> _EXERCISE DETAILS_: Below are lines of data; count those containing the word "likes" and write nothing but the number.

[Component data from apps and pages]
BEGIN
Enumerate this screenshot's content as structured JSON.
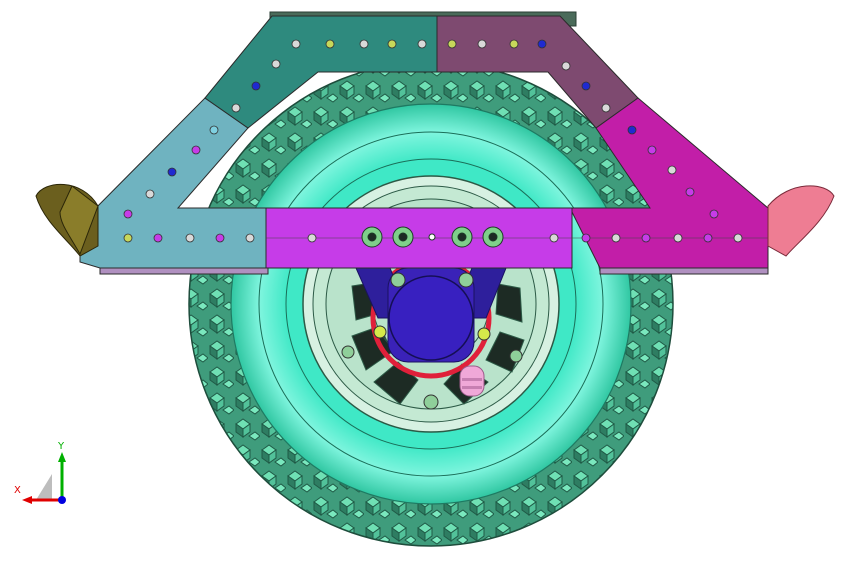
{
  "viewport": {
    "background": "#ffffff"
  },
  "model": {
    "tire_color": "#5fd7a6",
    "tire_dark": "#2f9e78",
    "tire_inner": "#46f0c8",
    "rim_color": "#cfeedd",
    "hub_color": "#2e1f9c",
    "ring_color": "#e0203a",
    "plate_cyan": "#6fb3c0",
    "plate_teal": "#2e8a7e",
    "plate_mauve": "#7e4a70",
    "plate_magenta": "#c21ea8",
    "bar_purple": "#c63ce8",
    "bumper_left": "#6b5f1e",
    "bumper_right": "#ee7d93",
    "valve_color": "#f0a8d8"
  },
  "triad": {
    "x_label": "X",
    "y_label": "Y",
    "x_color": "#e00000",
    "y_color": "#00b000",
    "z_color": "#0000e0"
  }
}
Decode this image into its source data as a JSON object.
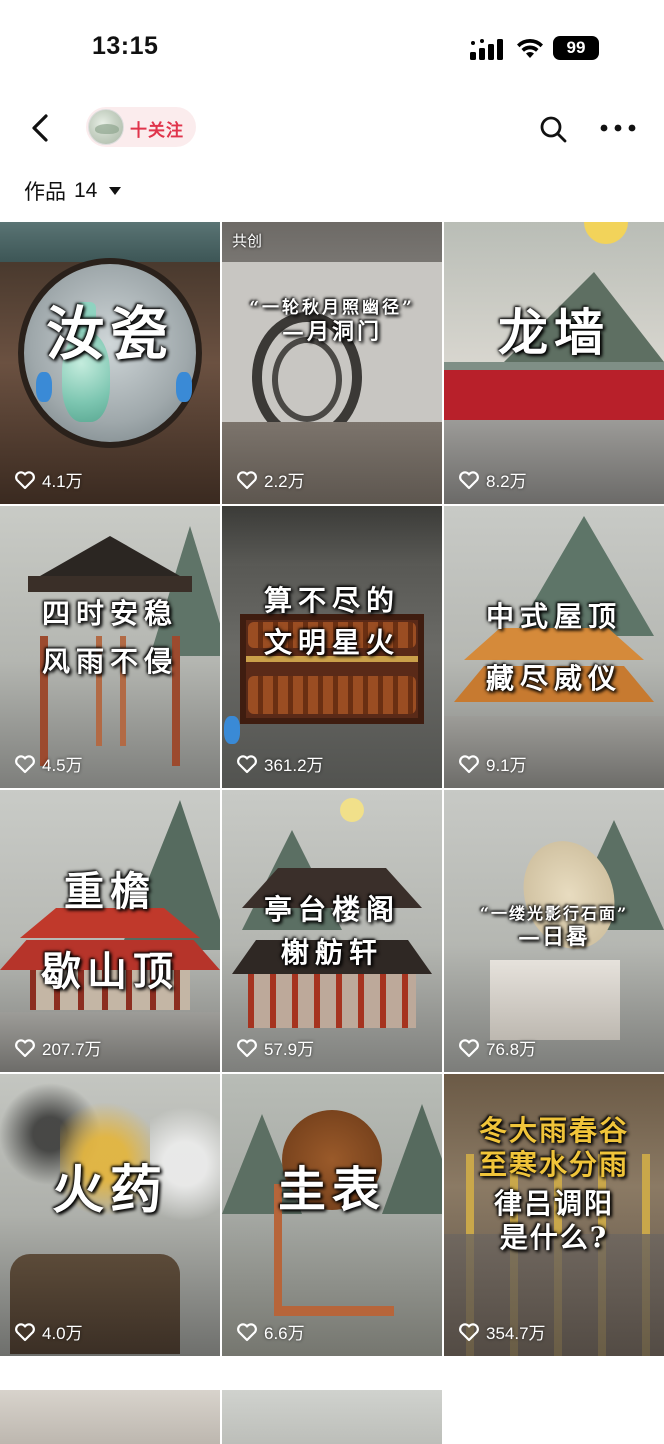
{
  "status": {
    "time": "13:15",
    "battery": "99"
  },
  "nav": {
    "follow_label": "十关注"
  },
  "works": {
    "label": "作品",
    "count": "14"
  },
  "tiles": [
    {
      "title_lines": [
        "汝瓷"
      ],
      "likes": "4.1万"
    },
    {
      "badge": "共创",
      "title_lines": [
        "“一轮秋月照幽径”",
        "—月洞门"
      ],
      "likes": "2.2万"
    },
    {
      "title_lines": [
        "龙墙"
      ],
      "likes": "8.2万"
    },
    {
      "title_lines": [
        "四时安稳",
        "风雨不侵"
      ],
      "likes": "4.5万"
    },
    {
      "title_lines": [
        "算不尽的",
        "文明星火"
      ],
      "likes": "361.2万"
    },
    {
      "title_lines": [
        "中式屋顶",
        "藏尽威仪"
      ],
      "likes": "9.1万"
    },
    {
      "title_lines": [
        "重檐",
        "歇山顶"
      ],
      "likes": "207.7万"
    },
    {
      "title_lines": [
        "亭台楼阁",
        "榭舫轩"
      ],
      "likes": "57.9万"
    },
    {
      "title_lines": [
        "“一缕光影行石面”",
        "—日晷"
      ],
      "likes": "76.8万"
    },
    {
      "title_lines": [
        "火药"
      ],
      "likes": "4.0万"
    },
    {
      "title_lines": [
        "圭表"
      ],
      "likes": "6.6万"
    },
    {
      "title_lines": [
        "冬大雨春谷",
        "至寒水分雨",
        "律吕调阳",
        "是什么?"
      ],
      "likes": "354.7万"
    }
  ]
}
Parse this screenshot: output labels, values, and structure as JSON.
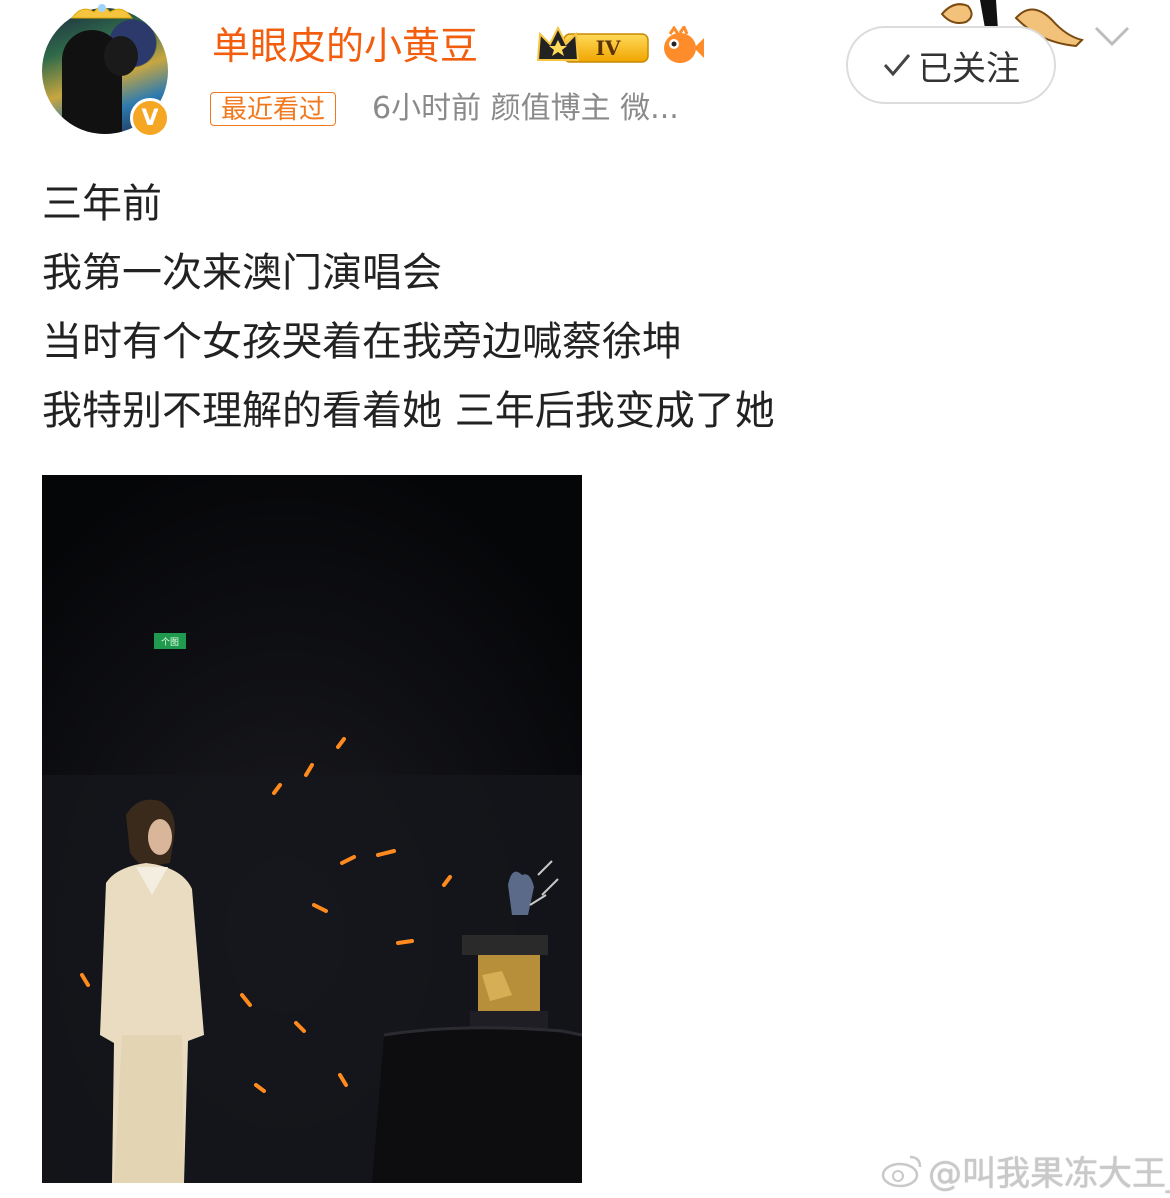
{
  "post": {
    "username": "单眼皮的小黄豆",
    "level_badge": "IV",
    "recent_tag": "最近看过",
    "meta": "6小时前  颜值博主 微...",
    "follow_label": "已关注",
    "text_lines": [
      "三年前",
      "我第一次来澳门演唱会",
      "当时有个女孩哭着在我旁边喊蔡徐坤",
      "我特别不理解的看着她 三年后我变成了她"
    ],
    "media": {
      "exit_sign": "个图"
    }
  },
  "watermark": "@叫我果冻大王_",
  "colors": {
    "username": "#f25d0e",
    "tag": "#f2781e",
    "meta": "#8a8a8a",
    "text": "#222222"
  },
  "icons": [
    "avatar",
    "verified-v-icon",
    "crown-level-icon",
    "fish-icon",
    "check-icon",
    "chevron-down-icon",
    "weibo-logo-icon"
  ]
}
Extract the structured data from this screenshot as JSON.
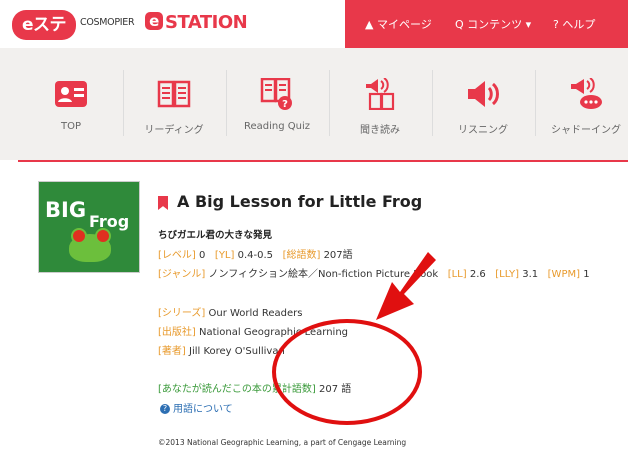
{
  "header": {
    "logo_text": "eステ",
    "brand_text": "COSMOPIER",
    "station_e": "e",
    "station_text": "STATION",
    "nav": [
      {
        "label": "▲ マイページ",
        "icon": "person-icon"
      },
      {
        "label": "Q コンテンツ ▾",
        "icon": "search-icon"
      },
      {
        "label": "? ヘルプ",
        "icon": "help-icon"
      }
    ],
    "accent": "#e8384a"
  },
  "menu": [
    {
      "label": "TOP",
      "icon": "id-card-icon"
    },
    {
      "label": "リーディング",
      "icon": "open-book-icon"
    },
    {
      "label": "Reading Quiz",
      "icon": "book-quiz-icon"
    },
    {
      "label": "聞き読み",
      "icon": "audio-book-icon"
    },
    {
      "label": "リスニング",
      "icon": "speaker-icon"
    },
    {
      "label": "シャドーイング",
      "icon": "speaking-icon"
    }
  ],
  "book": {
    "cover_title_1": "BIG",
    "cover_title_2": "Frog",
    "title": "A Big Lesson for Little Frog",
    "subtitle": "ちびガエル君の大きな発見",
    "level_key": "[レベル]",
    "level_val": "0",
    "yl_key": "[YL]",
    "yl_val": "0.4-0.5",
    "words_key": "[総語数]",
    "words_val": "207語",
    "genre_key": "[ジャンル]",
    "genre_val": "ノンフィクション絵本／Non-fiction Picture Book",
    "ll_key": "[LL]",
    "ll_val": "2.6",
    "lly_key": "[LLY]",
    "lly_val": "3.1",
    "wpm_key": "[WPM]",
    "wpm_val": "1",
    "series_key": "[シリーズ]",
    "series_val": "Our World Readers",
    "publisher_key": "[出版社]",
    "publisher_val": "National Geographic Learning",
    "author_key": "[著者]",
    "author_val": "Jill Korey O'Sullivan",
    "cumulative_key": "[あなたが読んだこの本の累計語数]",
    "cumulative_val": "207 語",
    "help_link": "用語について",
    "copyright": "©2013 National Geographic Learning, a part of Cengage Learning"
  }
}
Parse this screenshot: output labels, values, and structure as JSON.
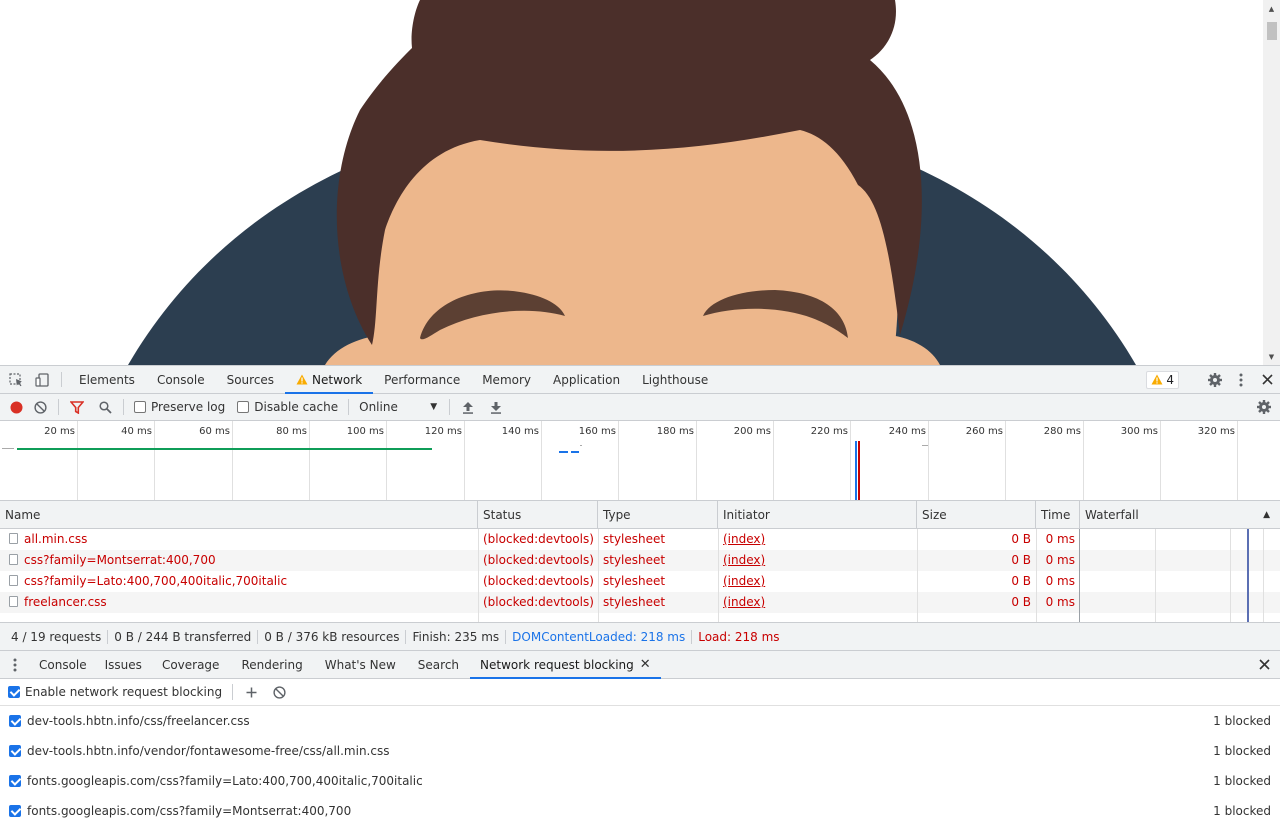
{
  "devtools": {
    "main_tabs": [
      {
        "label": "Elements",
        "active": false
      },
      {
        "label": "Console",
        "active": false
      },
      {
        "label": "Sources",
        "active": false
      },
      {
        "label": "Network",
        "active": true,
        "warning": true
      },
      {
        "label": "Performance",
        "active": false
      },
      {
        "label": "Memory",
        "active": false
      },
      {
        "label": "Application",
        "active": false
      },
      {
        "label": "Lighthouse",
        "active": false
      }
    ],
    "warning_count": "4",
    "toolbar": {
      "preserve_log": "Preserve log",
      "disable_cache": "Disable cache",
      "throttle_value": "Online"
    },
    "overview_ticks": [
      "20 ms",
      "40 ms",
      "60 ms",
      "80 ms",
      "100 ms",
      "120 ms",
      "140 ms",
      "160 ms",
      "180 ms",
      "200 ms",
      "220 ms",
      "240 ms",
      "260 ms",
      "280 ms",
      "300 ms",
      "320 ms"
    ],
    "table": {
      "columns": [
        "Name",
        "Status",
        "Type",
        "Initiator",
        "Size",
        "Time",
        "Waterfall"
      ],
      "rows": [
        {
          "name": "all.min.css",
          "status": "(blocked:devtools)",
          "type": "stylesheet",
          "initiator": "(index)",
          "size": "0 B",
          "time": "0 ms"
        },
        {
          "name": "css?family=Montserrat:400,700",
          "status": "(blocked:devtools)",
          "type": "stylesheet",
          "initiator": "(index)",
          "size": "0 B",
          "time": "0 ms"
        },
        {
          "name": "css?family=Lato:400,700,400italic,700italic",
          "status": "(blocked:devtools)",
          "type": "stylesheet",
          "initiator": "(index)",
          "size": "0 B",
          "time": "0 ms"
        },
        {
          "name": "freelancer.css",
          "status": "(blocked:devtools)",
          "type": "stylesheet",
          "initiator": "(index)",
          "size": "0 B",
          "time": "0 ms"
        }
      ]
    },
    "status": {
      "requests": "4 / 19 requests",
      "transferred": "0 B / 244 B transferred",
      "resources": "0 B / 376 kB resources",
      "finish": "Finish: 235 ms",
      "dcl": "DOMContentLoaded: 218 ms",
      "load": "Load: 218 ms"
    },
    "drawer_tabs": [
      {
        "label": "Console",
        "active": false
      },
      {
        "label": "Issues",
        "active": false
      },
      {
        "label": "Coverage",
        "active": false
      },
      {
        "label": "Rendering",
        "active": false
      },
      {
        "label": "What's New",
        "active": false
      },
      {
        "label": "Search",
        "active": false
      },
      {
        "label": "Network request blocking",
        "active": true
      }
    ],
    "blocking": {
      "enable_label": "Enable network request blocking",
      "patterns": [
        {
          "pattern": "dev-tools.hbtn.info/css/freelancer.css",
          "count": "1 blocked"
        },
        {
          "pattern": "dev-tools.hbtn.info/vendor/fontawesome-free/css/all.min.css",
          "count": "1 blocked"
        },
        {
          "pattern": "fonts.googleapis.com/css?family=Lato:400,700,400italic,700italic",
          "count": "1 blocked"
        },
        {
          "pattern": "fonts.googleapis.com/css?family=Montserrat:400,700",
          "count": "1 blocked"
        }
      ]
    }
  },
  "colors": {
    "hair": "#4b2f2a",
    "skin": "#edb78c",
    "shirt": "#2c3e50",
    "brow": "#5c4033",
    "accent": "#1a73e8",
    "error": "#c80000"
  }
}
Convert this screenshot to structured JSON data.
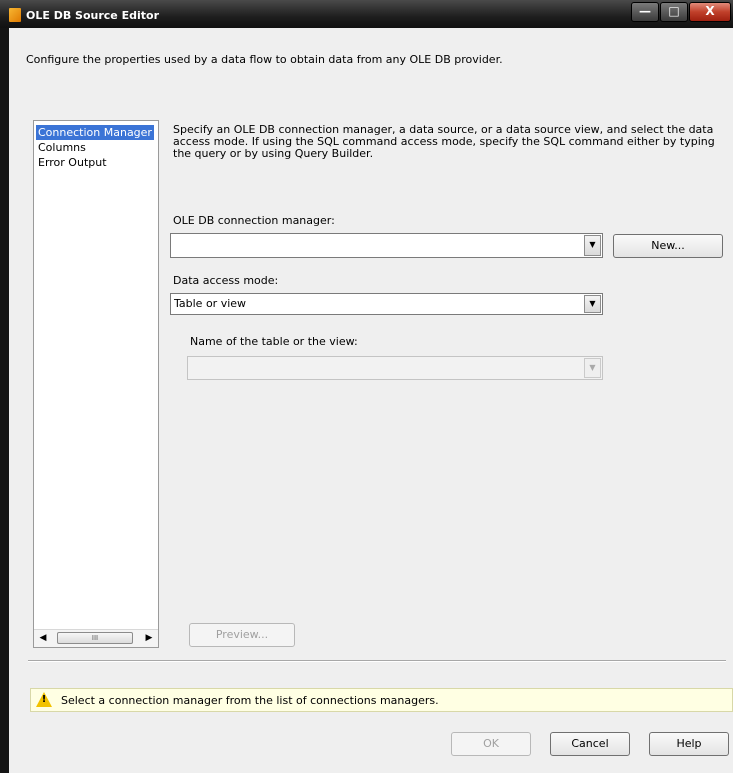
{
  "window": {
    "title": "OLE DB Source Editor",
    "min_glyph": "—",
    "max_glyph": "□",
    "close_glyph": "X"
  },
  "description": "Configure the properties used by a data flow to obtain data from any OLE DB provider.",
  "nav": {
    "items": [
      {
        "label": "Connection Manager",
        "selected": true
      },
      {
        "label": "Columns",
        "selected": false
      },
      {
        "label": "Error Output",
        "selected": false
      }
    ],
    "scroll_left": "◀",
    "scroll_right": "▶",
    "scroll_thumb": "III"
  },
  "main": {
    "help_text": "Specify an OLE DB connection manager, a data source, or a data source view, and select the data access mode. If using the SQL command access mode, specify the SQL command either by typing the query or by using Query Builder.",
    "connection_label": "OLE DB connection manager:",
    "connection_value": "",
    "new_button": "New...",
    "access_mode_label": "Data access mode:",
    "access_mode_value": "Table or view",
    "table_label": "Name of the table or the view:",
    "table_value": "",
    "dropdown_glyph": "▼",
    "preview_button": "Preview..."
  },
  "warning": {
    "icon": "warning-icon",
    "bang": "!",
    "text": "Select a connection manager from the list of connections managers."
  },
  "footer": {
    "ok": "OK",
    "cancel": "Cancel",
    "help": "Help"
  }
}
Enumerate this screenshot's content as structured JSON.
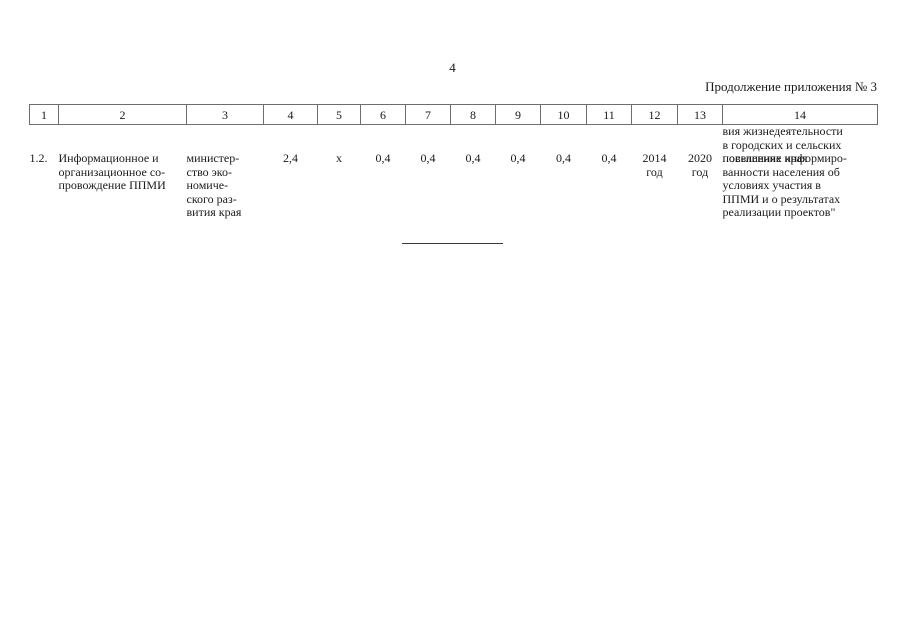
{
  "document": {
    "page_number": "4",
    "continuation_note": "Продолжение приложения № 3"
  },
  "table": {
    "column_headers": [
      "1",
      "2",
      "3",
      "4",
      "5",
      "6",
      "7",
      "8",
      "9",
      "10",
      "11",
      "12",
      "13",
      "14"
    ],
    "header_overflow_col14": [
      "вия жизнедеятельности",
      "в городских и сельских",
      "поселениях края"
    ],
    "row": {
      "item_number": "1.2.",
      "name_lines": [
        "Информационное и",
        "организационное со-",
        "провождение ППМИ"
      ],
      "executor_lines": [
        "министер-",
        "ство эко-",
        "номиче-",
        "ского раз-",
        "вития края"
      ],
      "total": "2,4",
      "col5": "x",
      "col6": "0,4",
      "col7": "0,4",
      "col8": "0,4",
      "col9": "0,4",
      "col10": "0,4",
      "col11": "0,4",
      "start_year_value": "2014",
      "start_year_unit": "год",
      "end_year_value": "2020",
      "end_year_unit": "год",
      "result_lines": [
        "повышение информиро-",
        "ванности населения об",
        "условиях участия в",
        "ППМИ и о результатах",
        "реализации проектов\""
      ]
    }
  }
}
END
> _RESULT FOR THIS EXERCISE_: 12